What is expresso? Expresso is a spelling variant of espresso. The French spell the word this way, but in America, it originated as a misspelling. It is such a common mistake in spoken English that many speakers don’t recognize it as nonstandard. Indeed, some dictionaries even list it as an alternative spelling.
While espresso is closer to the original Italian, expresso still closely approximates its meaning. The word express can refer to speed, but it can also refer to individual service (like the phrase expressly for you). Both of these meanings are carried over from the Italian term.
Many English users (especially the kind who become editors) still view expresso is a misspelling, though. Unless you have a good reason to use expresso, you should avoid it.
If you are writing for an English audience, you should use espresso. Expresso is still not universally recognized as an alternative spelling, although its acceptance may grow in the coming years.
Remember that espresso has an extra S, like the word sip. The proper way to drink espresso is to sip it, preferably with an air of elitist pretension. By linking espresso with sip in your mind, you will always know how to spell both of these words.

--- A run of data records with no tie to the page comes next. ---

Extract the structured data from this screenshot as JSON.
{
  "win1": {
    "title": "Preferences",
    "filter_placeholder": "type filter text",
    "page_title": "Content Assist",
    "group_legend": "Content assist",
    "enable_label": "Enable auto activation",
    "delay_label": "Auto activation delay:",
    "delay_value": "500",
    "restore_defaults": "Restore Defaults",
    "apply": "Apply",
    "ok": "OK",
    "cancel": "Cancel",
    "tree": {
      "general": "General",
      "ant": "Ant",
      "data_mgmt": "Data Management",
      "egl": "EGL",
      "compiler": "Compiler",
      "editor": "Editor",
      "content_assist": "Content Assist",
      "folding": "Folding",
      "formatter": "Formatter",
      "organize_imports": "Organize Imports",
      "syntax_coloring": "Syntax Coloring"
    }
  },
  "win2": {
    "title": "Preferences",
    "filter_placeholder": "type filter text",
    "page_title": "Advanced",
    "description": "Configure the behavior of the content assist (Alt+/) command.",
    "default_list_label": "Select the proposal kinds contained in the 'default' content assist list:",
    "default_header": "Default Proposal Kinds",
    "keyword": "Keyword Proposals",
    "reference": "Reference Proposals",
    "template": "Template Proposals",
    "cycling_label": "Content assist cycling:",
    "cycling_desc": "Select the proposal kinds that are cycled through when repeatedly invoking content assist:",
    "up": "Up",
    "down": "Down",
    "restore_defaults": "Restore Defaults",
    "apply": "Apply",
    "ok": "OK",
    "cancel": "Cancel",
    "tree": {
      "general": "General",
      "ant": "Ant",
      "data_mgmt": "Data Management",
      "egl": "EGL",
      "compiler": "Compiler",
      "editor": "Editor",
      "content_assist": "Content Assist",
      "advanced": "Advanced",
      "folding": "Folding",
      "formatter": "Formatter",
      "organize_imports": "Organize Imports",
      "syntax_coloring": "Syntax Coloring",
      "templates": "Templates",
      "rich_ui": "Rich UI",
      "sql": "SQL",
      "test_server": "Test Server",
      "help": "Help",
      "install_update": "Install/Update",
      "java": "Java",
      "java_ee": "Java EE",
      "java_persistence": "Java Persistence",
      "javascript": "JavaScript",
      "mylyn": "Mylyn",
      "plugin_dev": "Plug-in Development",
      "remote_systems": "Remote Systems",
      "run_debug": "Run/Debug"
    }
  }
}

Is it expresso or espresso? Espresso is a noun that refers to a certain type of coffee.
It’s a thing that I know irritates a lot of people, so it’s best to stick to the “espresso" pronunciation, unless your goal is to annoy people. It will make you fit in more with Italians and their culture, and make you stick out less like a sore thumb when ordering an espresso in Italy. If you are writing in English, you should, only ever use espresso.
Remember, it’s not expresso, esspreso, exspresso, espreso, expreso or esspreso, it’s ESPRESSO!